San Jose's Xactly delivers an exacting case study for our Growth Capital structure
News report: Xactly Corp. (NASDAQ:XTLY) Issues Q1 Earnings Results, Beats Estimates By $0.06 EPS
If there ever was an exacting case study for the benefits of Wellington Financial’s True Growth Capital, San Jose’s Xactly Corp. is it.
Xactly (NYSE:XTLY) provides SaaS-based solutions to manage sales compensation / incentives for employees of a company. Properly defined and administered plans can increase profits, control expenses and drive quarter-over-quarter results. For many companies, the traditional method of using excel spreadsheets is inefficient, both fraught with errors and labour intensive. Some large software companies offer sales compensation modules (such as Oracle), but they are not as detailed/tailored as this affordable on-demand sales compensation solution.

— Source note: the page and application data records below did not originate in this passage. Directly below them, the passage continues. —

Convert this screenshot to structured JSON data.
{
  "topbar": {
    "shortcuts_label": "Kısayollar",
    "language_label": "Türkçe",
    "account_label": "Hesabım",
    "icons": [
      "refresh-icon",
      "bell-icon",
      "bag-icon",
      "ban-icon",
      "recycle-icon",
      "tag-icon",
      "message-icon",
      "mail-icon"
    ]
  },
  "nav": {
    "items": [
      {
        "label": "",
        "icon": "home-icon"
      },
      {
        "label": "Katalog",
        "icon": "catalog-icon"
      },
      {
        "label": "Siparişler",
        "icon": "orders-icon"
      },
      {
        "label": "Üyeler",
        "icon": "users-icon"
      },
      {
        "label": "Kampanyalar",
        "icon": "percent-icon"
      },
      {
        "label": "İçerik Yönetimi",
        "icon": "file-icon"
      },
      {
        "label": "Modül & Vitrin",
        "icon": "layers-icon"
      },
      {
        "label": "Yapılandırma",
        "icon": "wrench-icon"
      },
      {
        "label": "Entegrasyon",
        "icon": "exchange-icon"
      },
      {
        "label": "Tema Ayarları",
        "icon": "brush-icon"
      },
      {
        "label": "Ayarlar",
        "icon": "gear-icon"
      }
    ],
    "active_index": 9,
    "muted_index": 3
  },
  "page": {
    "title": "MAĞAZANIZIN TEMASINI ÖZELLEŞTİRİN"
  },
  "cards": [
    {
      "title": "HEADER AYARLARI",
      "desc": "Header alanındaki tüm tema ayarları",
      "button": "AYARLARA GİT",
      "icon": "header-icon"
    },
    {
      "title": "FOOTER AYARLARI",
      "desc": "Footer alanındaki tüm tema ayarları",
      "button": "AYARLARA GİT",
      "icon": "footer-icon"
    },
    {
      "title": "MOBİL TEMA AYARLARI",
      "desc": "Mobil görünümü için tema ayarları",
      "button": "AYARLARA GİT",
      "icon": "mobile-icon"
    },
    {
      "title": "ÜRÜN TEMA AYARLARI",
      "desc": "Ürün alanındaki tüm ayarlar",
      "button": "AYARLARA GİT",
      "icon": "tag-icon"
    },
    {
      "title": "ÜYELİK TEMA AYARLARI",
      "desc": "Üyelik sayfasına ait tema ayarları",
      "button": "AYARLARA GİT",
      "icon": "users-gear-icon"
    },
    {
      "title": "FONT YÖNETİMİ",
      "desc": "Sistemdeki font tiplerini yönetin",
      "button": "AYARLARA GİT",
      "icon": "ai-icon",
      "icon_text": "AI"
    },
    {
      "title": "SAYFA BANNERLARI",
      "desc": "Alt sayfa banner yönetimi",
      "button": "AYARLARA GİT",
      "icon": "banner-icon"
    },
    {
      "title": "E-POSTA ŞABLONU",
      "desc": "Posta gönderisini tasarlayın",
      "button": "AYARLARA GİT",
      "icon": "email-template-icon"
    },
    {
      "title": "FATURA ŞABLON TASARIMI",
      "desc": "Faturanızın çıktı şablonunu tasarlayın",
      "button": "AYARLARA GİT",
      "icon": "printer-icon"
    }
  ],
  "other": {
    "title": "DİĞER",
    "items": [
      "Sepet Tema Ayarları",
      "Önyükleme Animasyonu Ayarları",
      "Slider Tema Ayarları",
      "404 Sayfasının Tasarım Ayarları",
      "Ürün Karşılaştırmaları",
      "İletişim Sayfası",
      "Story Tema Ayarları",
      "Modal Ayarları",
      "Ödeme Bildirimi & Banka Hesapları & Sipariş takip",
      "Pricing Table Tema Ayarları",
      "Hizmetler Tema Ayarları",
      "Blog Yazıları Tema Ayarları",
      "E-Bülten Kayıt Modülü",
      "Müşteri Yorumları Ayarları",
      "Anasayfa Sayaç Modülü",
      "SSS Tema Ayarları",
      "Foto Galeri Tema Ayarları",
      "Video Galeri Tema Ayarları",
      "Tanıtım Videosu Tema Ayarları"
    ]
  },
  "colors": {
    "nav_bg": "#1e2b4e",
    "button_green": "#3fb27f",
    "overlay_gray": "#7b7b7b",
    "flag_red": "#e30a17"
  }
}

Founded in 2005, Xactly is headquartered in San Jose, California and has offices in Denver, London UK, and a development office overseas. The Company had previously raised US$75M from a number of venture capital investors, including Alloy Ventures, Bay Partners, Key Venture Partners, Polaris Venture Partners, Rembrandt Venture Partners, Outlook Venture, European Founders Fund and Bridegescale Partners. Salesforce.com was also a minor investor, as Xactly offered up by Salesforce’s own team when its clientele wanted a quota management solution. The most recent VC round was in June 2011.
Our first Xactly financing was in May 2013. A US$12M slug of non-amortizing debt that sat quietly junior to Xactly’s existing commercial bank revolving line of credit. The company was showing great growth, had supportive VCs, and definite plans to hit the public window. With the all-important 30%+ top line growth rate, and trailing annual revenue for FYE Jan/13 of US$36.6M (72% of which was SaaS, with the balance being pro serv), the company had attracted the attention of Wall Street’s bulge bracket investment banks.
The question before the Board and Management was simple: How do we finance our burn while we wait for JP Morgan’s Cristina Morgan to tell us that the IPO window is open for small cap SaaS deals?
The VCs around the table more than likely had money reserved to fund the story, naturally, but every incremental new dollar they draw from their own Limited Partners needs to have a chance of generating an Internal Rate of Return of at least 35% (generally speaking). If you’re a pension plan with an allocation to Alternatives, you understand that a VC fund needs to “support” its existing names; but you still want them to earn your targeted net return on every additional dollar they draw down. If not, the VC is actually “hurting” the potential total return of your allocation to the asset class. Both from a Return on Invested Capital standpoint as well as an IRR one.
That’s where our firm comes in.
With an all-in cost of capital in the Teens, and no amortization payments over the 5 year life of our US$12M loan, Xactly’s CFO put our financing to work to grow the business. 17 months later, when most debt funds and banks want to see their loan start to amortize, the tech IPO window still hadn’t opened. Happily, Xactly’s biv dev opportunities were no where near exhausted. But those plans required additional capital, so we led a new US$25M junior debt round with an incremental US$13M going into the business in October 2014.
For Xactly’s management and founders, the benefits of our True Growth Capital were clear. Having already raised US$75M from VCs, the incremental dilution that would have flowed from another US$25M of equity capital in the two year lead-up to the IPO would have been punative, whatever the valuation. For JP Morgan, as lead underwriter, they benefitted too for not having to worry about explaining why the equity round immediately leading up to the IPO was priced at “X/share” versus “Y/share”, and why whatever post-round valuation lift was sought was justified.
If you had a peek at the SEC S-1, you’d see that Xactly had grown its quarterly revenue to US$17.8M as of the quarter ending April 2015, the quarter immediately prior to the June 2015 NYSE IPO.
Quarterly run rate SaaS revenue had grown by ~30% over the prior twelve months, which kept the company firmly in the IPO queue. When the time came to market, the IPO calendar had produced some choppy results for the institutional buyers who play on such deals. That gave “Mr. Market” leverage, and “he” pushed the range of the proposed offering down to US$8 — but the US$60M IPO got done just the same. Our loans were paid off using part of the proceeds of the IPO, and
Yesterday, Xactly released its quarterly earnings results. The company reported ($0.09) EPS, topping the consensus estimate of ($0.15) by $0.06. Our San Jose-based Fund IV portfolio co had revenue of US$23.30 million for the quarter, compared to analysts’ expectations of US$22.08 million
Quarterly revenue was up 30.9% compared to the same quarter last year.
The stock is now up about 40% post-IPO, while the NASDAQ is off a snick. That’s fabulous performance on both an absolute and relative basis.
Everyone’s happy. And while it takes a village, Xactly is the perfect example of what can be done with our patient True Growth Capital.
(disclosure: our Fund IV owns warrants in XTLY)